# [DATA LISTING]
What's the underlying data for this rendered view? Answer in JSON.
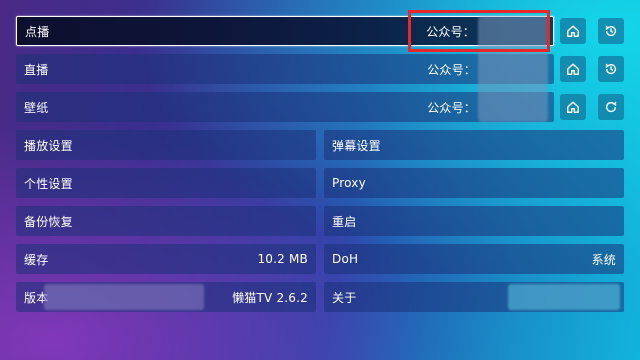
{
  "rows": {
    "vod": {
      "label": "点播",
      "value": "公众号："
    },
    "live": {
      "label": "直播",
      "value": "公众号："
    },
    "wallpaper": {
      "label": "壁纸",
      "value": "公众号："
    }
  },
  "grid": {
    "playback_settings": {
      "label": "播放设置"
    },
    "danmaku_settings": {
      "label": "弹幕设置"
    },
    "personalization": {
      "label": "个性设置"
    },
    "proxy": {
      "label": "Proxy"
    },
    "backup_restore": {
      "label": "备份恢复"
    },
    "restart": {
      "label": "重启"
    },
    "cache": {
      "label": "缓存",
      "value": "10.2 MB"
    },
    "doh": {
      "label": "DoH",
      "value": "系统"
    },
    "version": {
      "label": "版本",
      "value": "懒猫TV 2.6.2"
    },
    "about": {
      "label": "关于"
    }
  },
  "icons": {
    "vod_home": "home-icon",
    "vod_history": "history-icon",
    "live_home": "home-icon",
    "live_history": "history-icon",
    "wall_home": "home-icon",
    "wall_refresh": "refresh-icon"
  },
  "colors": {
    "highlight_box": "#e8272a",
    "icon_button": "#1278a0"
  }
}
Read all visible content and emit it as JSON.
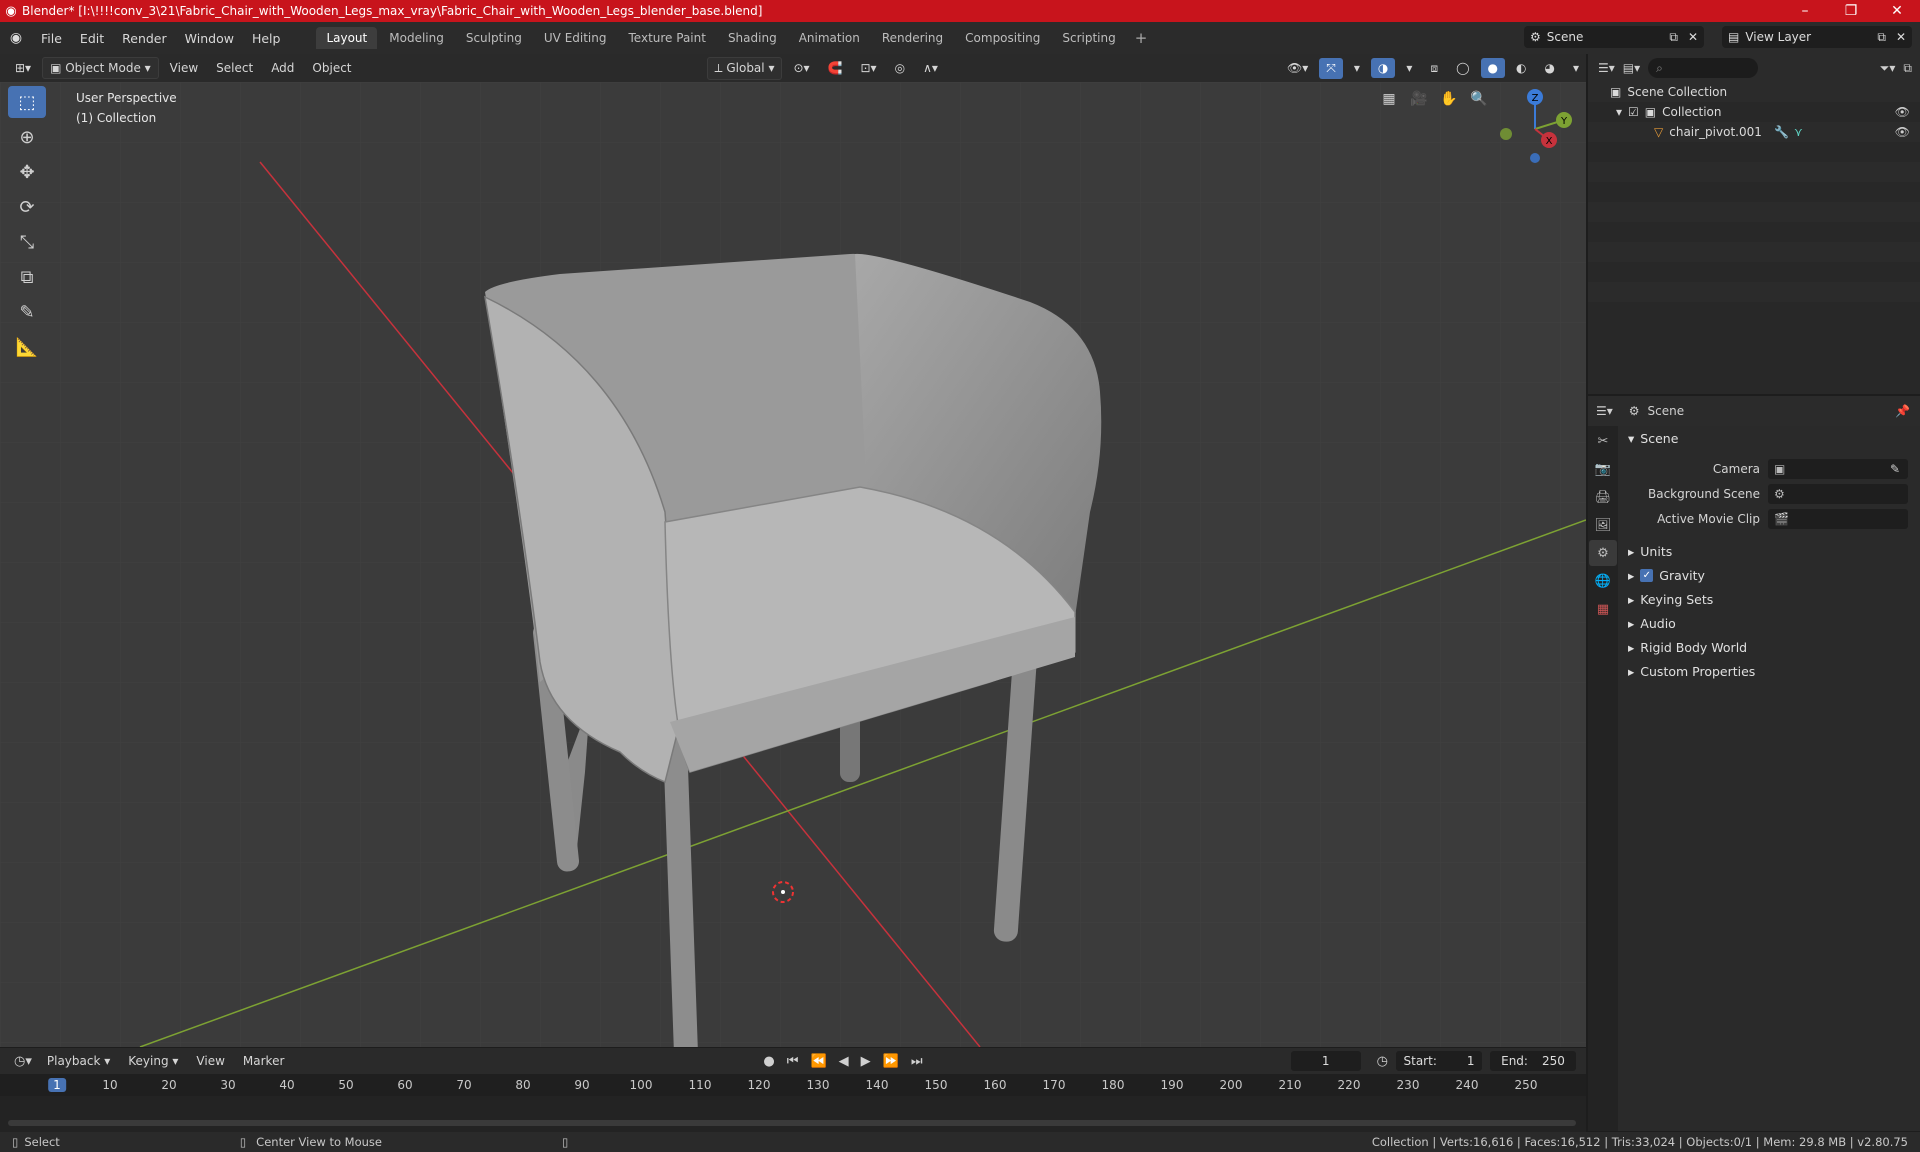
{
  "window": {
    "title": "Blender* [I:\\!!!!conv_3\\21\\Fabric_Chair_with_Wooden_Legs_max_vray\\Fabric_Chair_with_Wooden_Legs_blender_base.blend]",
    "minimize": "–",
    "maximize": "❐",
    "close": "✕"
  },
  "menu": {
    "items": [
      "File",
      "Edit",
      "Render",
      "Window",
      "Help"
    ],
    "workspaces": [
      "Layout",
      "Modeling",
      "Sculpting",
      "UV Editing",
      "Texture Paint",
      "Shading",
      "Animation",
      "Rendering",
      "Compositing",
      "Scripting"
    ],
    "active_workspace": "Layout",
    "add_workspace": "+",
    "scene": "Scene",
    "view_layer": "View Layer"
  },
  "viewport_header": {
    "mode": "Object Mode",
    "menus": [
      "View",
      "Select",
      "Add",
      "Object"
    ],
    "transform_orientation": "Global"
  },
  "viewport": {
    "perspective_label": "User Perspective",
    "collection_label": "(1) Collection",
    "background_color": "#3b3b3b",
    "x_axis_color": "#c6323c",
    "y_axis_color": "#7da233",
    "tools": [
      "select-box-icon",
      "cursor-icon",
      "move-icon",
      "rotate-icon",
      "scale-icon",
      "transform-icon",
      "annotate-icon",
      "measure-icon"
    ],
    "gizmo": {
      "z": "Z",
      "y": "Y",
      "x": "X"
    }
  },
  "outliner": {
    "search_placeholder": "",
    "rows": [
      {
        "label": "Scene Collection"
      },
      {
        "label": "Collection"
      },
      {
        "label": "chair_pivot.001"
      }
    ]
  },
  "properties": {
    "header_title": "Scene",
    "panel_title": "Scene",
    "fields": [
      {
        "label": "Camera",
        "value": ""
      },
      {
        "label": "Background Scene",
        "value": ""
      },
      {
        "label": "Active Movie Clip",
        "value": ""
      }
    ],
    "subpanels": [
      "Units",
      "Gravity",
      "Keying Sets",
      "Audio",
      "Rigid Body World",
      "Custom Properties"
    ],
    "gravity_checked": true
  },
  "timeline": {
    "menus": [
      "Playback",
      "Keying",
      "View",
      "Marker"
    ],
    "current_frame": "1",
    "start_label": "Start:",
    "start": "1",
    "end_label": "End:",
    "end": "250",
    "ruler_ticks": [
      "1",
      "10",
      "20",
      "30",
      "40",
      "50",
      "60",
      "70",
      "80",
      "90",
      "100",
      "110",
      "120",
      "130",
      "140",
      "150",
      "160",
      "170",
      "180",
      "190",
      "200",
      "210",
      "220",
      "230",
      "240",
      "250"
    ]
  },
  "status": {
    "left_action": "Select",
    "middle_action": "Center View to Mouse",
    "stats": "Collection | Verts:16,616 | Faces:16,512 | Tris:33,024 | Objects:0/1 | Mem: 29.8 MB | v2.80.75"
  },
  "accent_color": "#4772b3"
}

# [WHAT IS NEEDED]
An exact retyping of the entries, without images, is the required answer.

# [ANSWER AREA]
What's the underlying data for this rendered view? Answer in JSON.
{
  "rows": {
    "vod": {
      "label": "点播",
      "value": "公众号："
    },
    "live": {
      "label": "直播",
      "value": "公众号："
    },
    "wallpaper": {
      "label": "壁纸",
      "value": "公众号："
    }
  },
  "grid": {
    "playback_settings": {
      "label": "播放设置"
    },
    "danmaku_settings": {
      "label": "弹幕设置"
    },
    "personalization": {
      "label": "个性设置"
    },
    "proxy": {
      "label": "Proxy"
    },
    "backup_restore": {
      "label": "备份恢复"
    },
    "restart": {
      "label": "重启"
    },
    "cache": {
      "label": "缓存",
      "value": "10.2 MB"
    },
    "doh": {
      "label": "DoH",
      "value": "系统"
    },
    "version": {
      "label": "版本",
      "value": "懒猫TV 2.6.2"
    },
    "about": {
      "label": "关于"
    }
  },
  "icons": {
    "vod_home": "home-icon",
    "vod_history": "history-icon",
    "live_home": "home-icon",
    "live_history": "history-icon",
    "wall_home": "home-icon",
    "wall_refresh": "refresh-icon"
  },
  "colors": {
    "highlight_box": "#e8272a",
    "icon_button": "#1278a0"
  }
}
Read all visible content and emit it as JSON.
{
  "window": {
    "title": "Blender* [I:\\!!!!conv_3\\21\\Fabric_Chair_with_Wooden_Legs_max_vray\\Fabric_Chair_with_Wooden_Legs_blender_base.blend]",
    "minimize": "–",
    "maximize": "❐",
    "close": "✕"
  },
  "menu": {
    "items": [
      "File",
      "Edit",
      "Render",
      "Window",
      "Help"
    ],
    "workspaces": [
      "Layout",
      "Modeling",
      "Sculpting",
      "UV Editing",
      "Texture Paint",
      "Shading",
      "Animation",
      "Rendering",
      "Compositing",
      "Scripting"
    ],
    "active_workspace": "Layout",
    "add_workspace": "+",
    "scene": "Scene",
    "view_layer": "View Layer"
  },
  "viewport_header": {
    "mode": "Object Mode",
    "menus": [
      "View",
      "Select",
      "Add",
      "Object"
    ],
    "transform_orientation": "Global"
  },
  "viewport": {
    "perspective_label": "User Perspective",
    "collection_label": "(1) Collection",
    "background_color": "#3b3b3b",
    "x_axis_color": "#c6323c",
    "y_axis_color": "#7da233",
    "tools": [
      "select-box-icon",
      "cursor-icon",
      "move-icon",
      "rotate-icon",
      "scale-icon",
      "transform-icon",
      "annotate-icon",
      "measure-icon"
    ],
    "gizmo": {
      "z": "Z",
      "y": "Y",
      "x": "X"
    }
  },
  "outliner": {
    "search_placeholder": "",
    "rows": [
      {
        "label": "Scene Collection"
      },
      {
        "label": "Collection"
      },
      {
        "label": "chair_pivot.001"
      }
    ]
  },
  "properties": {
    "header_title": "Scene",
    "panel_title": "Scene",
    "fields": [
      {
        "label": "Camera",
        "value": ""
      },
      {
        "label": "Background Scene",
        "value": ""
      },
      {
        "label": "Active Movie Clip",
        "value": ""
      }
    ],
    "subpanels": [
      "Units",
      "Gravity",
      "Keying Sets",
      "Audio",
      "Rigid Body World",
      "Custom Properties"
    ],
    "gravity_checked": true
  },
  "timeline": {
    "menus": [
      "Playback",
      "Keying",
      "View",
      "Marker"
    ],
    "current_frame": "1",
    "start_label": "Start:",
    "start": "1",
    "end_label": "End:",
    "end": "250",
    "ruler_ticks": [
      "1",
      "10",
      "20",
      "30",
      "40",
      "50",
      "60",
      "70",
      "80",
      "90",
      "100",
      "110",
      "120",
      "130",
      "140",
      "150",
      "160",
      "170",
      "180",
      "190",
      "200",
      "210",
      "220",
      "230",
      "240",
      "250"
    ]
  },
  "status": {
    "left_action": "Select",
    "middle_action": "Center View to Mouse",
    "stats": "Collection | Verts:16,616 | Faces:16,512 | Tris:33,024 | Objects:0/1 | Mem: 29.8 MB | v2.80.75"
  },
  "accent_color": "#4772b3"
}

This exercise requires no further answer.